The hope, of course, is that Bitcoin prices skyrocket, but I'm not so sure that will happen because more liquidity results in higher transparency which, in turn, usually results in lower prices.
Then again, I don't really care much either.
Investing in CME as a back door into Bitcoin is like investing in master limited partnerships operating oil pipelines. The price of oil doesn't matter as long as the toll associated with moving it from one place to another gets collected.
About the Author
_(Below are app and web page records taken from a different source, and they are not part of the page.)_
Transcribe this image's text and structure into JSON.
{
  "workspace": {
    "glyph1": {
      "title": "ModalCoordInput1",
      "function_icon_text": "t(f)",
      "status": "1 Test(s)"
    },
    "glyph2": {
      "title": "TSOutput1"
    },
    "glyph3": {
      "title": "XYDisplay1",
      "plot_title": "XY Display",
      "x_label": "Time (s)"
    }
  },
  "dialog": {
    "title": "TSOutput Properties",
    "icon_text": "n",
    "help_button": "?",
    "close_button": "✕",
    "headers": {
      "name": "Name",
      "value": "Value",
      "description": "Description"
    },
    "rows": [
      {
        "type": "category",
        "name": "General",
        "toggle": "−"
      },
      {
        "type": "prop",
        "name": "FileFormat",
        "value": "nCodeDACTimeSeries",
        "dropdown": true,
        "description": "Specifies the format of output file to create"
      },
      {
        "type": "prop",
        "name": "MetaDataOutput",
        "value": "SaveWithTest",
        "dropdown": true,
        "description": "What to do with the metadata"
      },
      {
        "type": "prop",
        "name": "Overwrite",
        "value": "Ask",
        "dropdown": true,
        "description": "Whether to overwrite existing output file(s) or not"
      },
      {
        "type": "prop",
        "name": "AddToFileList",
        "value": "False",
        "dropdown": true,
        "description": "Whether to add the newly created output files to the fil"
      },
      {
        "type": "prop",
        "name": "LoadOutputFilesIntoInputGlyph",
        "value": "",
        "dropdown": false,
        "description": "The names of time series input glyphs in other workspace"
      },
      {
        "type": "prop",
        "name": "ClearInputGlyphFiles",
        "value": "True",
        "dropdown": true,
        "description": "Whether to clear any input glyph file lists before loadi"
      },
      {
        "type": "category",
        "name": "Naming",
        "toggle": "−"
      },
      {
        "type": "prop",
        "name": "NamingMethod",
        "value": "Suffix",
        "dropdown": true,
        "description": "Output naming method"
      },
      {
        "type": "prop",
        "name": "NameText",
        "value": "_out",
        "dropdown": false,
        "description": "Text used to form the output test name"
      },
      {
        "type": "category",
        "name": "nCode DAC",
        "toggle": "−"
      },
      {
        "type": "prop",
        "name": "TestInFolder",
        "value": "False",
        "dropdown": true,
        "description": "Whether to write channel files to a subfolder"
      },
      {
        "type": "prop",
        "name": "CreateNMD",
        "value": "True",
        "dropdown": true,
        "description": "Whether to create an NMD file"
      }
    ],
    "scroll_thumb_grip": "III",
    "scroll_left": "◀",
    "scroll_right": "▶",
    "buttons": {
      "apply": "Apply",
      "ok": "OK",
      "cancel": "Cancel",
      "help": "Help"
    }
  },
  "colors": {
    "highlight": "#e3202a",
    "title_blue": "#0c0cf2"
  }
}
Keith is a seasoned market analyst and professional trader with more than 37 years of global experience. He is one of very few experts to correctly see both the dot.bomb crisis and the ongoing financial crisis coming ahead of time - and one of even fewer to help millions of investors around the world successfully navigate them both. Forbes hailed him as a "Market Visionary." He is a regular on FOX Business News and Yahoo! Finance, and his observations have been featured in Bloomberg, The Wall Street Journal, WIRED, and MarketWatch. Keith previously led The Money Map Report, Money Map's flagship newsletter, as Chief Investment Strategist, from 20007 to 2020. Keith holds a BS in management and finance from Skidmore College and an MS in international finance (with a focus on Japanese business science) from Chaminade University. He regularly travels the world in search of investment opportunities others don't yet see or understand.